Title: TummyTrials: Using Self-Experimentation to Detect Individualized Food Triggers

Advisors: James Fogarty, Julie Kientz, and Sean Munson

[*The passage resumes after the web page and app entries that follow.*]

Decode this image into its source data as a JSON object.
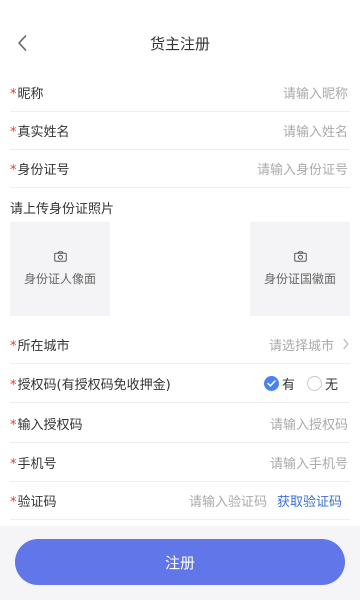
{
  "header": {
    "title": "货主注册",
    "back_icon": "chevron-left-icon"
  },
  "required_mark": "*",
  "fields": {
    "nickname": {
      "label": "昵称",
      "placeholder": "请输入昵称"
    },
    "real_name": {
      "label": "真实姓名",
      "placeholder": "请输入姓名"
    },
    "id_number": {
      "label": "身份证号",
      "placeholder": "请输入身份证号"
    },
    "city": {
      "label": "所在城市",
      "placeholder": "请选择城市"
    },
    "auth_option": {
      "label": "授权码(有授权码免收押金)",
      "options": [
        "有",
        "无"
      ],
      "selected": "有"
    },
    "auth_code": {
      "label": "输入授权码",
      "placeholder": "请输入授权码"
    },
    "phone": {
      "label": "手机号",
      "placeholder": "请输入手机号"
    },
    "verify_code": {
      "label": "验证码",
      "placeholder": "请输入验证码",
      "action": "获取验证码"
    }
  },
  "upload": {
    "title": "请上传身份证照片",
    "front_label": "身份证人像面",
    "back_label": "身份证国徽面"
  },
  "submit_label": "注册",
  "colors": {
    "accent": "#6176e8",
    "required": "#e23a3a",
    "link": "#3a6fd8",
    "radio_checked": "#4a82f0"
  }
}
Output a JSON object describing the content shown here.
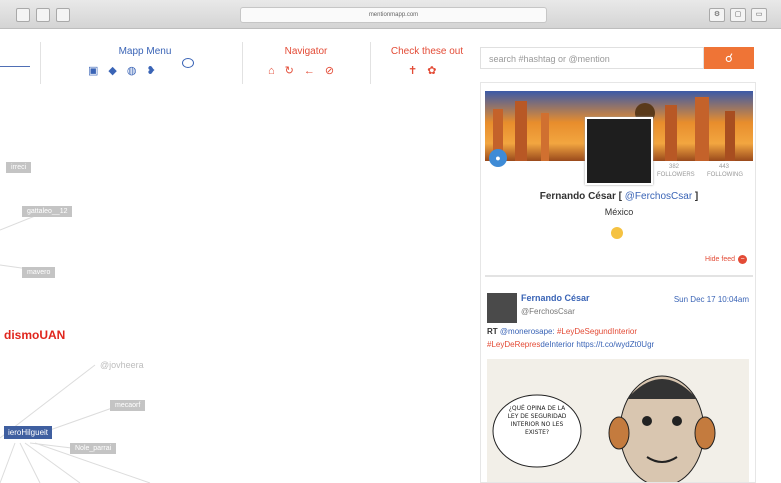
{
  "browser": {
    "url": "mentionmapp.com",
    "right_buttons": [
      "⚙",
      "▢",
      "▭"
    ]
  },
  "menus": {
    "mapp_menu": {
      "title": "Mapp Menu",
      "icons": [
        "save-icon",
        "layers-icon",
        "globe-icon",
        "twitter-icon"
      ]
    },
    "navigator": {
      "title": "Navigator",
      "icons": [
        "home-icon",
        "refresh-icon",
        "back-icon",
        "stop-icon"
      ]
    },
    "check_these_out": {
      "title": "Check these out",
      "icons": [
        "pin-icon",
        "group-icon"
      ]
    }
  },
  "search": {
    "placeholder": "search #hashtag or @mention"
  },
  "graph": {
    "nodes": [
      {
        "label": "irreci"
      },
      {
        "label": "gattaleo__12"
      },
      {
        "label": "mavero"
      },
      {
        "label": "dismoUAN"
      },
      {
        "label": "@jovheera"
      },
      {
        "label": "mecaorf"
      },
      {
        "label": "ieroHilgueit"
      },
      {
        "label": "Nole_parrai"
      }
    ]
  },
  "profile": {
    "name": "Fernando César",
    "handle": "@FerchosCsar",
    "location": "México",
    "stats": [
      {
        "value": "382",
        "label": "FOLLOWERS"
      },
      {
        "value": "443",
        "label": "FOLLOWING"
      }
    ],
    "hide_feed": "Hide feed"
  },
  "tweet": {
    "name": "Fernando César",
    "handle": "@FerchosCsar",
    "date": "Sun Dec 17 10:04am",
    "rt": "RT",
    "mention": "@monerosape:",
    "hashtag1": "#LeyDeSegundInterior",
    "hashtag2": "#LeyDeRepres",
    "rest": "deInterior https://t.co/wydZt0Ugr"
  },
  "cartoon": {
    "speech": "¿QUÉ OPINA DE LA LEY DE SEGURIDAD INTERIOR NO LES EXISTE?"
  }
}
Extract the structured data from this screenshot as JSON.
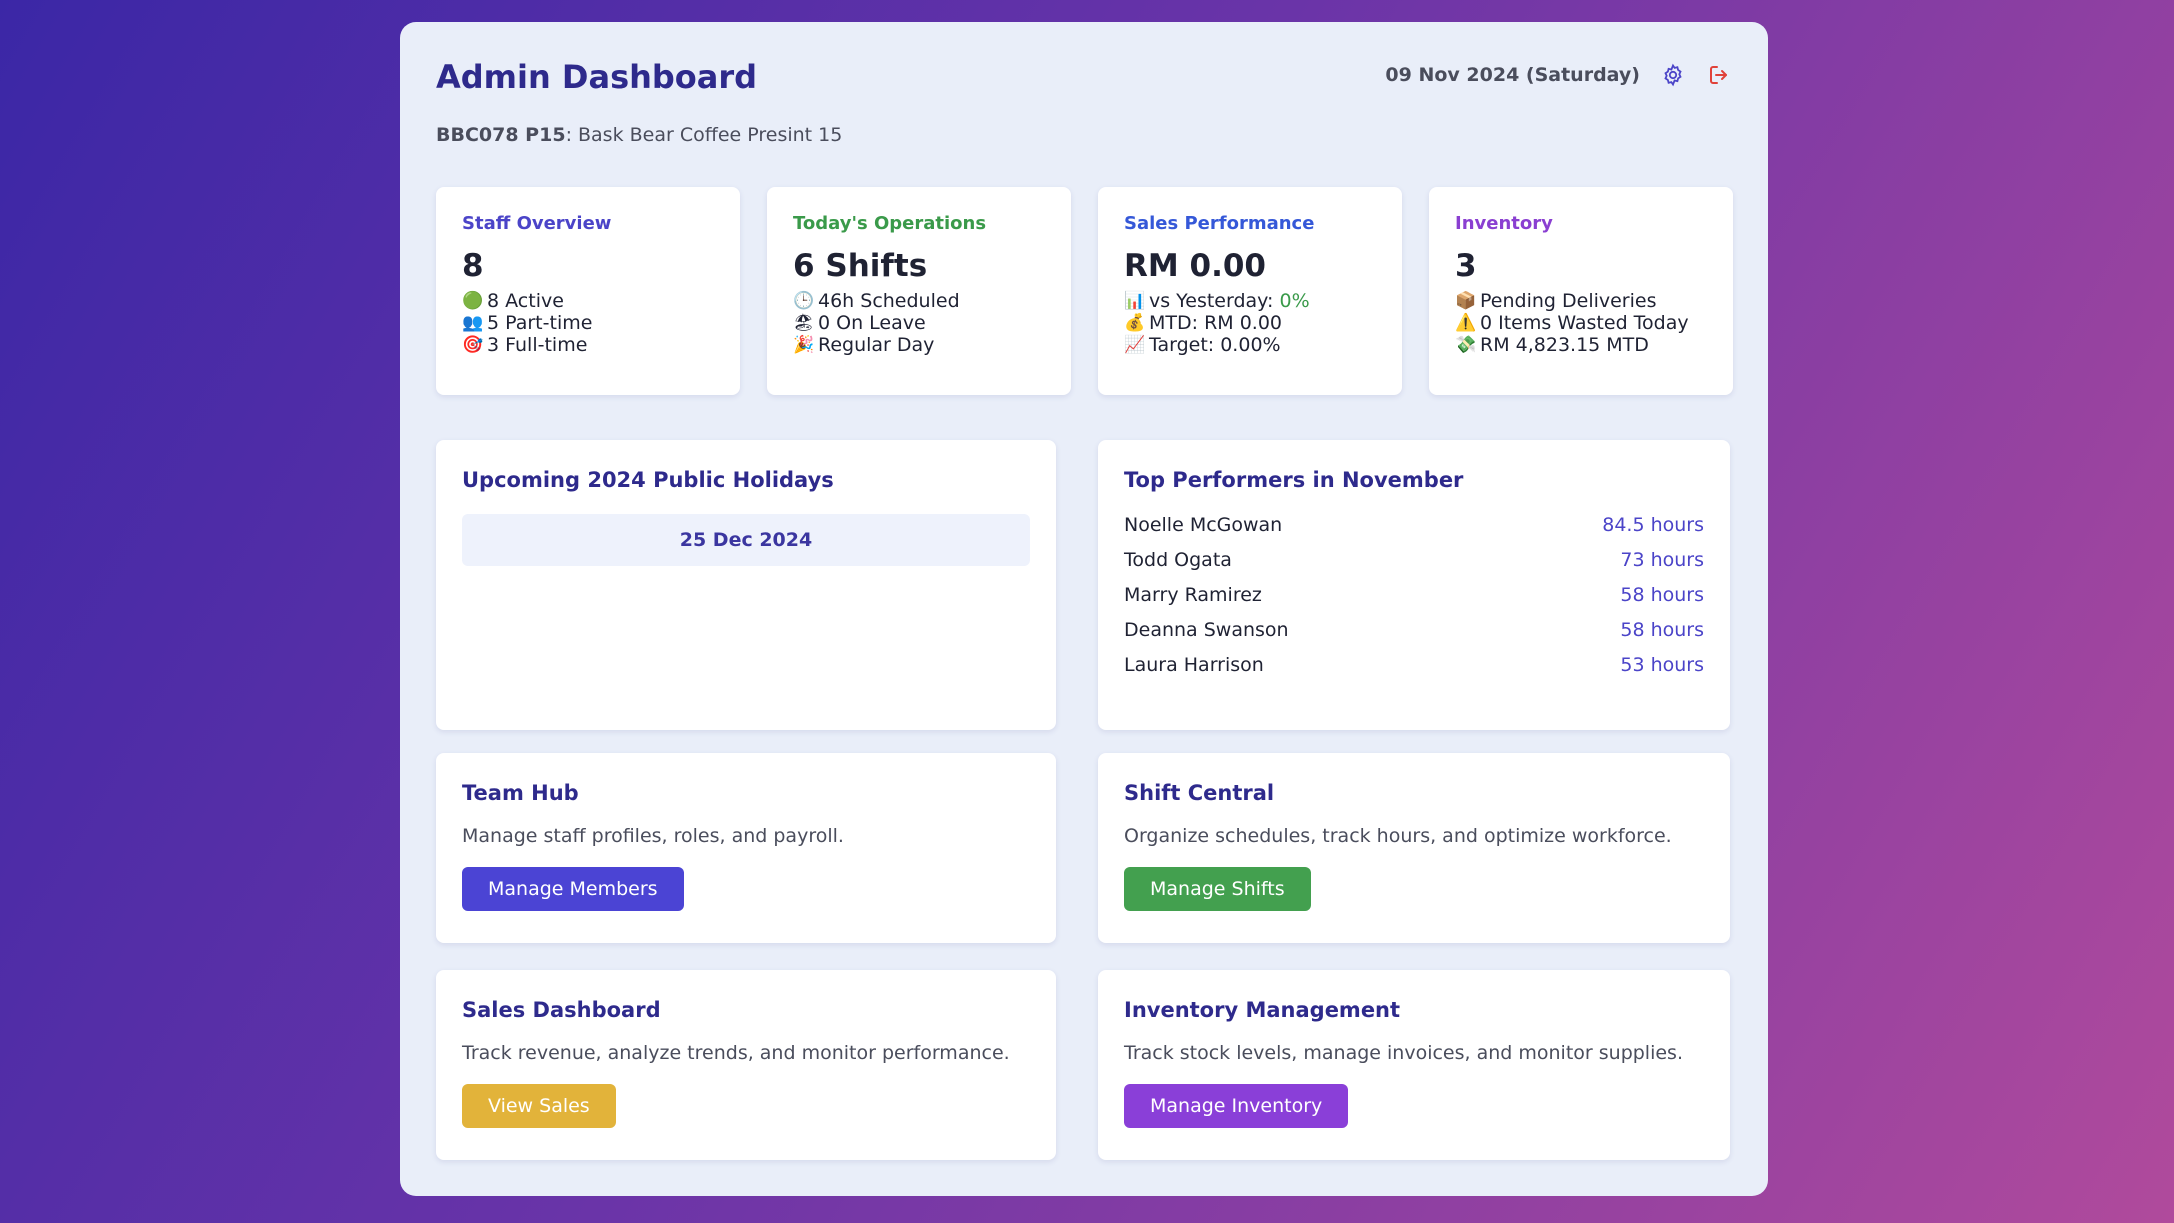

Abstract: Diagnostic self-tracking, the recording of personal information to diagnose or manage a health condition, is a common practice, especially for people with chronic conditions. Unfortunately, many who attempt diagnostic self‑tracking have trouble accomplishing their goals. People often lack knowledge and skills needed to design and conduct scientifically rigorous experiments, and current tools provide little support. To address these shortcomings and explore opportunities for diagnostic self‑tracking, we designed, developed, and evaluated a mobile app that applies a self‑experimentation framework to support patients suffering from irritable bowel syndrome (IBS) in identifying their personal food triggers. TummyTrials aids a person in designing, executing, and analyzing self‑experiments to evaluate whether a specific food triggers their symptoms. We examined the feasibility of this approach in a field study with 15 IBS patients, finding that participants could use the tool to reliably undergo a self-experiment. However, we also discovered an underlying tension between scientific validity and the lived experience of self‑experimentation. We discuss challenges of applying clinical research methods in everyday life, motivating a need for the design of self‑experimentation systems to balance rigor with the uncertainties of everyday life.

CSE 305
Wednesday, November 2, 2016 - 10:30 to 12:00